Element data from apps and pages
------------------------------------------------------------------------
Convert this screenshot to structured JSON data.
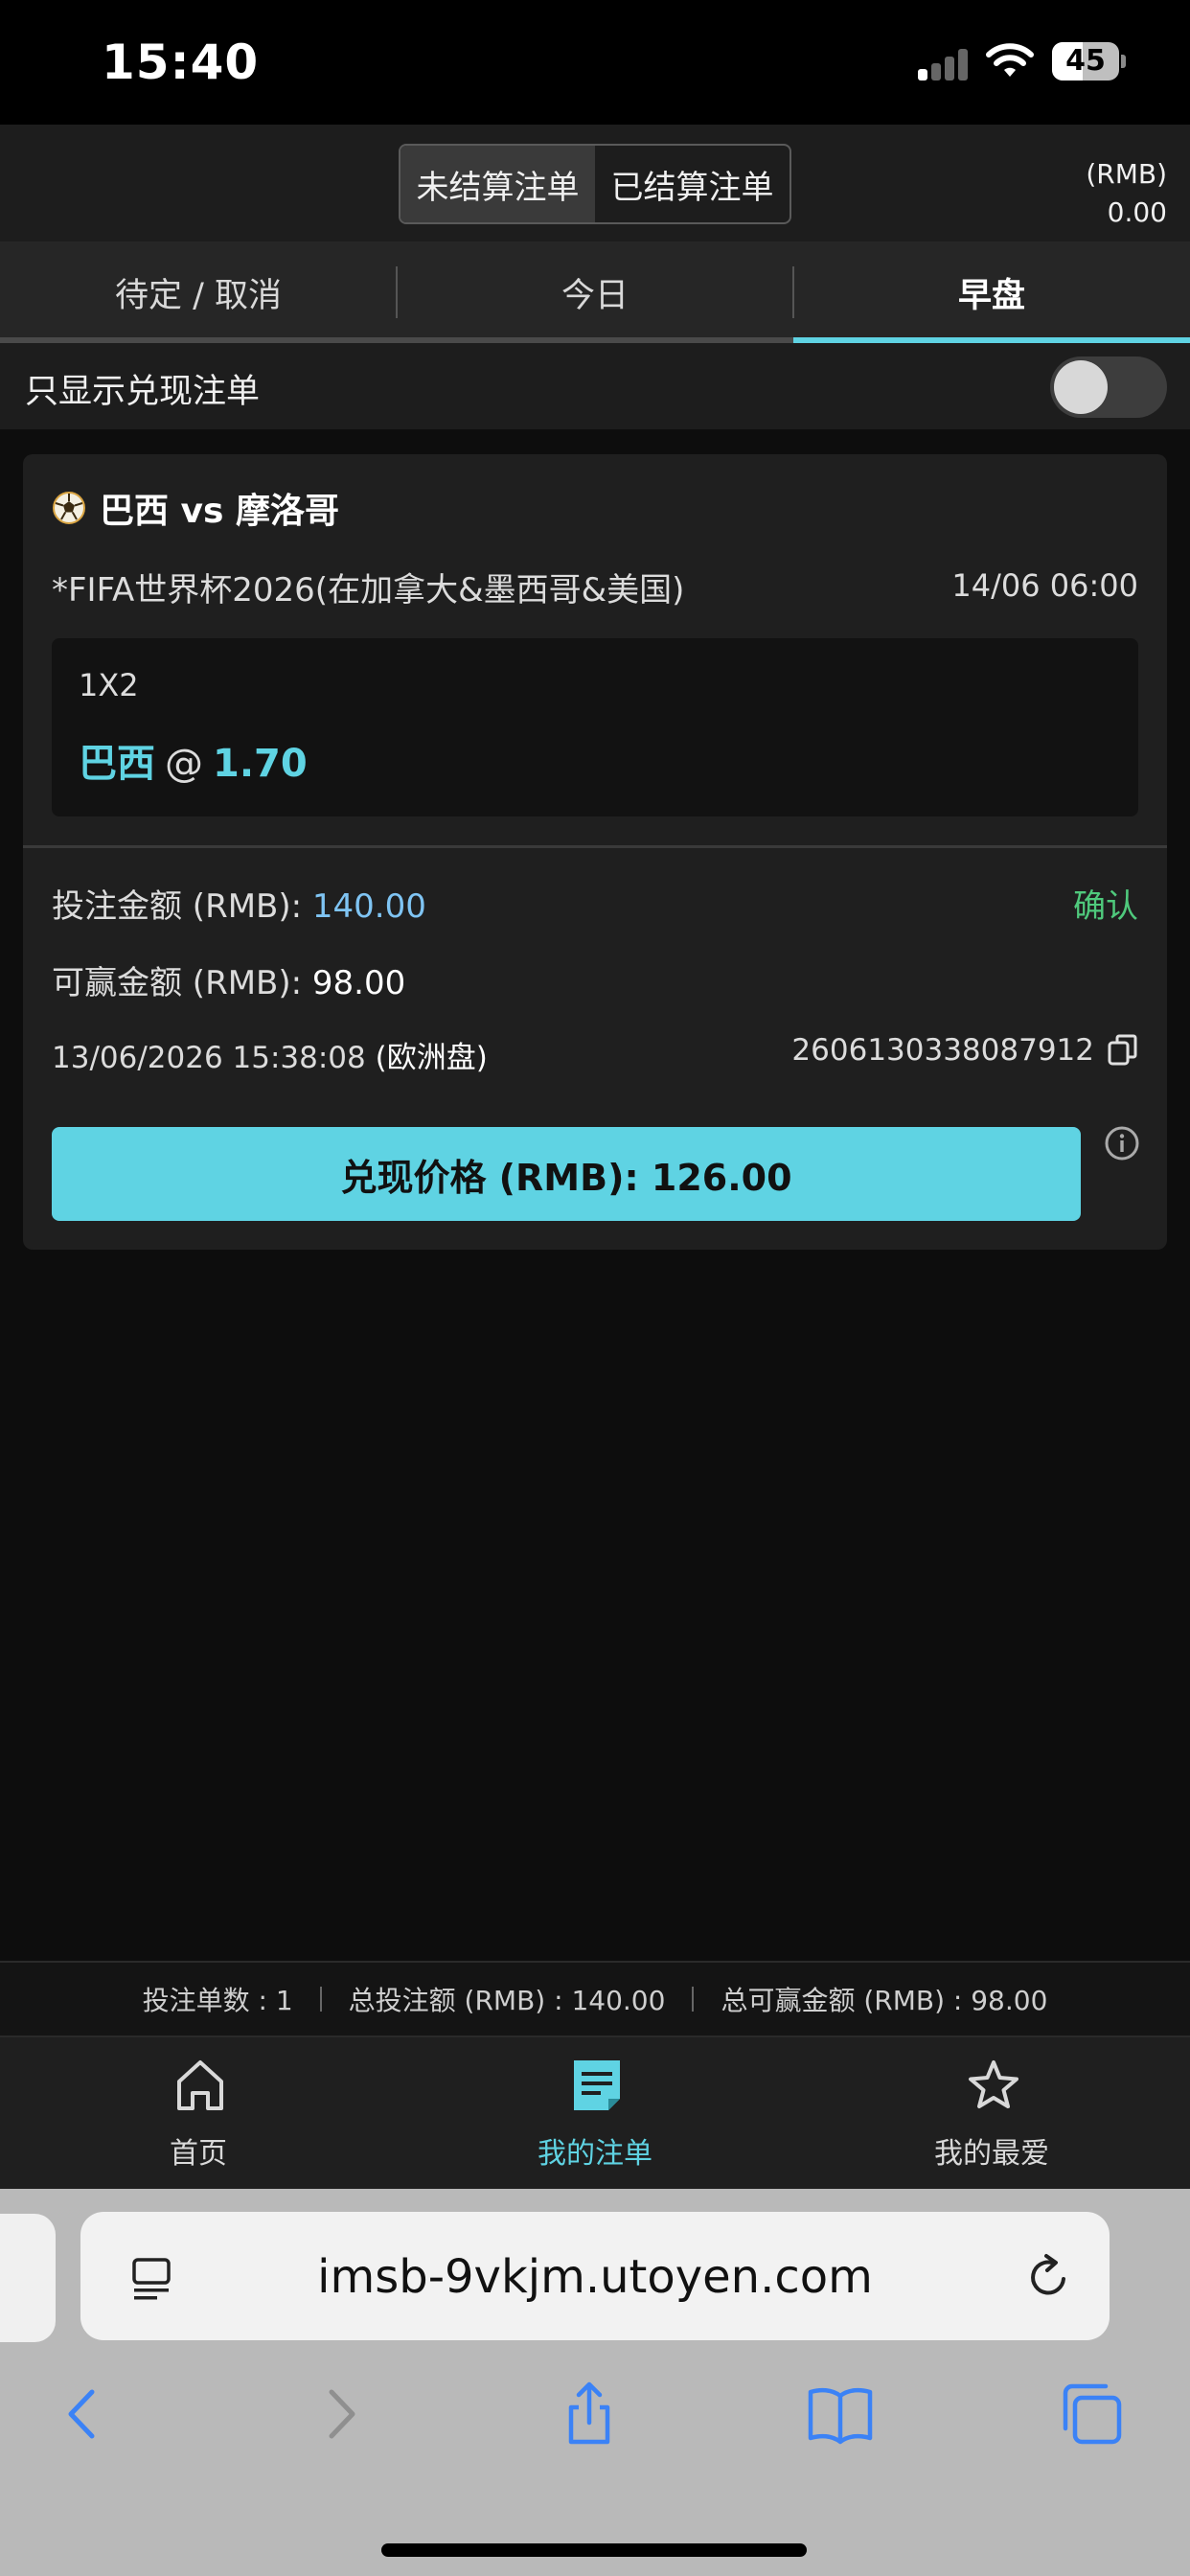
{
  "status_bar": {
    "time": "15:40",
    "battery": "45",
    "battery_level": 0.45
  },
  "header": {
    "segments": [
      {
        "label": "未结算注单",
        "active": true
      },
      {
        "label": "已结算注单",
        "active": false
      }
    ],
    "balance_currency": "(RMB)",
    "balance_value": "0.00"
  },
  "tabs": [
    {
      "label": "待定 / 取消",
      "active": false
    },
    {
      "label": "今日",
      "active": false
    },
    {
      "label": "早盘",
      "active": true
    }
  ],
  "filter": {
    "label": "只显示兑现注单",
    "toggle_on": false
  },
  "bet": {
    "match": "巴西 vs 摩洛哥",
    "league": "*FIFA世界杯2026(在加拿大&墨西哥&美国)",
    "kickoff": "14/06 06:00",
    "market": "1X2",
    "pick": "巴西",
    "at": "@",
    "odds": "1.70",
    "stake_label": "投注金额 (RMB):",
    "stake_value": "140.00",
    "status": "确认",
    "win_label": "可赢金额 (RMB):",
    "win_value": "98.00",
    "placed_time": "13/06/2026 15:38:08",
    "odds_type": "(欧洲盘)",
    "bet_id": "2606130338087912",
    "cashout_label": "兑现价格 (RMB): 126.00"
  },
  "summary": {
    "count": "投注单数 : 1",
    "total_stake": "总投注额 (RMB) : 140.00",
    "total_win": "总可赢金额 (RMB) : 98.00"
  },
  "bottom_nav": [
    {
      "label": "首页",
      "icon": "home-icon",
      "active": false
    },
    {
      "label": "我的注单",
      "icon": "betslip-icon",
      "active": true
    },
    {
      "label": "我的最爱",
      "icon": "star-icon",
      "active": false
    }
  ],
  "browser": {
    "url": "imsb-9vkjm.utoyen.com"
  },
  "colors": {
    "accent": "#5fd3e3",
    "confirm": "#4fc97c",
    "stake": "#7fc4f3"
  }
}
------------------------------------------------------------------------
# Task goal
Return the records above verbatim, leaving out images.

# Response
Convert this screenshot to structured JSON data.
{
  "status_bar": {
    "time": "15:40",
    "battery": "45",
    "battery_level": 0.45
  },
  "header": {
    "segments": [
      {
        "label": "未结算注单",
        "active": true
      },
      {
        "label": "已结算注单",
        "active": false
      }
    ],
    "balance_currency": "(RMB)",
    "balance_value": "0.00"
  },
  "tabs": [
    {
      "label": "待定 / 取消",
      "active": false
    },
    {
      "label": "今日",
      "active": false
    },
    {
      "label": "早盘",
      "active": true
    }
  ],
  "filter": {
    "label": "只显示兑现注单",
    "toggle_on": false
  },
  "bet": {
    "match": "巴西 vs 摩洛哥",
    "league": "*FIFA世界杯2026(在加拿大&墨西哥&美国)",
    "kickoff": "14/06 06:00",
    "market": "1X2",
    "pick": "巴西",
    "at": "@",
    "odds": "1.70",
    "stake_label": "投注金额 (RMB):",
    "stake_value": "140.00",
    "status": "确认",
    "win_label": "可赢金额 (RMB):",
    "win_value": "98.00",
    "placed_time": "13/06/2026 15:38:08",
    "odds_type": "(欧洲盘)",
    "bet_id": "2606130338087912",
    "cashout_label": "兑现价格 (RMB): 126.00"
  },
  "summary": {
    "count": "投注单数 : 1",
    "total_stake": "总投注额 (RMB) : 140.00",
    "total_win": "总可赢金额 (RMB) : 98.00"
  },
  "bottom_nav": [
    {
      "label": "首页",
      "icon": "home-icon",
      "active": false
    },
    {
      "label": "我的注单",
      "icon": "betslip-icon",
      "active": true
    },
    {
      "label": "我的最爱",
      "icon": "star-icon",
      "active": false
    }
  ],
  "browser": {
    "url": "imsb-9vkjm.utoyen.com"
  },
  "colors": {
    "accent": "#5fd3e3",
    "confirm": "#4fc97c",
    "stake": "#7fc4f3"
  }
}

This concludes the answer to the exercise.